══ Supplied material ══
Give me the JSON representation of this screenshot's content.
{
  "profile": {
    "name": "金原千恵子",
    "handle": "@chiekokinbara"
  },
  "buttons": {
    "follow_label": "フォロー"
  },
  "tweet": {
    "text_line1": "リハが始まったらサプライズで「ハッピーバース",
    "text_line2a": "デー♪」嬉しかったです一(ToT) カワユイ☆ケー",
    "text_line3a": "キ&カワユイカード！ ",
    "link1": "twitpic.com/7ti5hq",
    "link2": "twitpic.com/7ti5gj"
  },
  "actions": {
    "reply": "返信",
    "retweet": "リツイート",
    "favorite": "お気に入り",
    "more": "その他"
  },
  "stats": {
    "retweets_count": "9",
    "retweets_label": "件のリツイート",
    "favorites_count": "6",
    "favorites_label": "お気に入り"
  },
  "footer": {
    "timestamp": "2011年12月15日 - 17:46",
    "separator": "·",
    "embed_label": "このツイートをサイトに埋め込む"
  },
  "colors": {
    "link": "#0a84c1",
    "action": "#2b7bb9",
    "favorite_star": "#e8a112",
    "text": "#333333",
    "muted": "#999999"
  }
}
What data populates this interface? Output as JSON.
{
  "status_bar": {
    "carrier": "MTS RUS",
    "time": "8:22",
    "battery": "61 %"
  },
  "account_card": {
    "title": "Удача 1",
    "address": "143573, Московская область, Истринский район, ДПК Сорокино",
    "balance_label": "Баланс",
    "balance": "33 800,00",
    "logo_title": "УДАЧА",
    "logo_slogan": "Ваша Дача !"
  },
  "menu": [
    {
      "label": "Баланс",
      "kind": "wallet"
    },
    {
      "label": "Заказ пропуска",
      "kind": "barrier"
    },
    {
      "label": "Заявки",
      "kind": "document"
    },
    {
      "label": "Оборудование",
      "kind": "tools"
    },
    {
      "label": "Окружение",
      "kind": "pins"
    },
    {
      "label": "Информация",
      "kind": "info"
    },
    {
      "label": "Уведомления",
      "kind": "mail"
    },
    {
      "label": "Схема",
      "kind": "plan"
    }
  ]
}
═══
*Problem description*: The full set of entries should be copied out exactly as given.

*Solution below*:
Give me the JSON representation of this screenshot's content.
{
  "profile": {
    "name": "金原千恵子",
    "handle": "@chiekokinbara"
  },
  "buttons": {
    "follow_label": "フォロー"
  },
  "tweet": {
    "text_line1": "リハが始まったらサプライズで「ハッピーバース",
    "text_line2a": "デー♪」嬉しかったです一(ToT) カワユイ☆ケー",
    "text_line3a": "キ&カワユイカード！ ",
    "link1": "twitpic.com/7ti5hq",
    "link2": "twitpic.com/7ti5gj"
  },
  "actions": {
    "reply": "返信",
    "retweet": "リツイート",
    "favorite": "お気に入り",
    "more": "その他"
  },
  "stats": {
    "retweets_count": "9",
    "retweets_label": "件のリツイート",
    "favorites_count": "6",
    "favorites_label": "お気に入り"
  },
  "footer": {
    "timestamp": "2011年12月15日 - 17:46",
    "separator": "·",
    "embed_label": "このツイートをサイトに埋め込む"
  },
  "colors": {
    "link": "#0a84c1",
    "action": "#2b7bb9",
    "favorite_star": "#e8a112",
    "text": "#333333",
    "muted": "#999999"
  }
}
What data populates this interface? Output as JSON.
{
  "status_bar": {
    "carrier": "MTS RUS",
    "time": "8:22",
    "battery": "61 %"
  },
  "account_card": {
    "title": "Удача 1",
    "address": "143573, Московская область, Истринский район, ДПК Сорокино",
    "balance_label": "Баланс",
    "balance": "33 800,00",
    "logo_title": "УДАЧА",
    "logo_slogan": "Ваша Дача !"
  },
  "menu": [
    {
      "label": "Баланс",
      "kind": "wallet"
    },
    {
      "label": "Заказ пропуска",
      "kind": "barrier"
    },
    {
      "label": "Заявки",
      "kind": "document"
    },
    {
      "label": "Оборудование",
      "kind": "tools"
    },
    {
      "label": "Окружение",
      "kind": "pins"
    },
    {
      "label": "Информация",
      "kind": "info"
    },
    {
      "label": "Уведомления",
      "kind": "mail"
    },
    {
      "label": "Схема",
      "kind": "plan"
    }
  ]
}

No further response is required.